UK police say they have saved more than 100 children from further abuse as a result of a two-year investigation into internet paedophiles.
Police say some Operation Ore paedophiles have re-offended
But senior officers say they need extra resources to combat convicted offenders who re-offend.
The compulsive nature of paedophiles' behaviour means new methods are needed to catch them, detectives say.
Operation Ore tracked down paedophiles worldwide who used credit cards to access pictures on a US website.
Senior detectives will be updated on an international investigation into child pornography on the internet at a briefing on Wednesday.
UK police checked more than 7,000 individuals identified by the inquiry.
In 102 cases there was evidence children in the UK had been abused so that pornographic images could be traded online.
In those cases the perpetrators have been arrested or the children found a safe refuge.
Jim Gamble, assistant chief constable of the National Crime Squad, told BBC Radio 4's Today programme: "We can name 102 children - clearly we won't - and can also name and link them to the actual abuser.
7,200 people identified
"We are talking about children from two years through to 14, 15 years of age who have been abused by individuals, sometimes known to them, sometimes in positions of trust like school teachers."

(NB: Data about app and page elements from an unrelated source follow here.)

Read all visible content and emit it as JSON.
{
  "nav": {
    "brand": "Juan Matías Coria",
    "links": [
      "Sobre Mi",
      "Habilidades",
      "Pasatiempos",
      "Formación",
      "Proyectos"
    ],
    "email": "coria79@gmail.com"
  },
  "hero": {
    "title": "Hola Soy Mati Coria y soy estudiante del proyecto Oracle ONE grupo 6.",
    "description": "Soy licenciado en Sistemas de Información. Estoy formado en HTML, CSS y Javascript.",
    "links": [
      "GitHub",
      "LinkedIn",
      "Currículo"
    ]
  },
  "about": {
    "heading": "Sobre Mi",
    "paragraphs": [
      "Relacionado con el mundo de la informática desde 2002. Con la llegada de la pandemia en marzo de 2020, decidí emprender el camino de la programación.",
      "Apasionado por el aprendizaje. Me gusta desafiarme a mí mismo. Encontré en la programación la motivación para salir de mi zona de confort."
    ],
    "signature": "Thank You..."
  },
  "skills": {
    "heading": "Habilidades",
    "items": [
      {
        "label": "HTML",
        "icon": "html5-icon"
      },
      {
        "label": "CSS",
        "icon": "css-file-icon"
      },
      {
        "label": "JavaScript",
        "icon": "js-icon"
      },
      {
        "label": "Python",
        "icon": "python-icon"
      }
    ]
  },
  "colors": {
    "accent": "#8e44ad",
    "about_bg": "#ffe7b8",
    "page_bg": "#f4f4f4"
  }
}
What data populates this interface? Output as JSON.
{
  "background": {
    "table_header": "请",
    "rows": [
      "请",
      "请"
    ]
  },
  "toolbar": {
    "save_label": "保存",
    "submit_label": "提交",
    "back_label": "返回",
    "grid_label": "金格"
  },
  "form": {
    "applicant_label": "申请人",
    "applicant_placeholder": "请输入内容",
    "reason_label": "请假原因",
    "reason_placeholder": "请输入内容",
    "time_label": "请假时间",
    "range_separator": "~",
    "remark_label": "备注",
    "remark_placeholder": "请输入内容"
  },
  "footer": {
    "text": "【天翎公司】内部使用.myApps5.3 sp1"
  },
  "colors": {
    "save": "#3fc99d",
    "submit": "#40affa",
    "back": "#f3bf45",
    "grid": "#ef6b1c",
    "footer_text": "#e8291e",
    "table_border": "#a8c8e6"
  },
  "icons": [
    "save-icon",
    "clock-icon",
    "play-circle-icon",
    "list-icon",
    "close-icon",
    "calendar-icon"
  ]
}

Latest figures show police in the UK arrested 3,537 Operation Ore suspects, making it one of the largest investigations carried out in the UK. Of those, 1,679 were charged and 1,230 convicted of offences.
Officers prioritised suspects already on the Sex Offenders' Register or who had direct access to children and painstaking efforts were made to ensure no-one was wrongly accused, Mr Gamble said.
"We are very conscious that if we make this kind of allegation against you today, we cannot simply wipe the slate tomorrow if we get it wrong," he said.
He said those charged were suspected of involvement in the "worst kind of hands-on physical abuse".
"As for the other people, they didn't get on to this site by accident," he said.
"You had to enter your credit card details, you had to go through a series of pages whereby you knew exactly where you were going and what you were going to see."
The achievements of Operation Ore were welcomed by Mary Marsh, chief executive of the NSPCC, who said it had helped prevent more children being abused.
"Behind every image is a real child who has suffered horrific abuse and every time an individual accesses an internet site to view images, they are creating a demand for more children to be abused," she said.
Ms Marsh called for more resources and better systems for assessing the risk posed to children by those caught downloading images.
"This has been a clampdown on just one site. There are thousands of children in the UK who are suffering sexual cruelty and have no-one to turn to, with images of their abuse being peddled on the internet every day."
Home Office minister Paul Goggins said the government was determined to do all it could to protect children from
paedophiles on the web.
"We believe that a picture of child pornography is a picture of child abuse,
and that sentences should reflect public concern on this issue."
The Sexual Offences Bill currently going through
Parliament would bring in measures to protect children and the most
vulnerable, he said.
Police say inquiries into two-thirds of the 7,200 suspects passed to them by the FBI are complete but there is still work to do.
And the BBC's Neil Bennett reports some men convicted as a result of Operation Ore continue to download paedophile material, sometimes using the same credit cards that led to their original arrests.
Senior police officers are lobbying for more resources and a new approach to tracking down offenders as a result.
Mr Gamble said: "What we need now is greater resilience and more funding for this type of policing activity."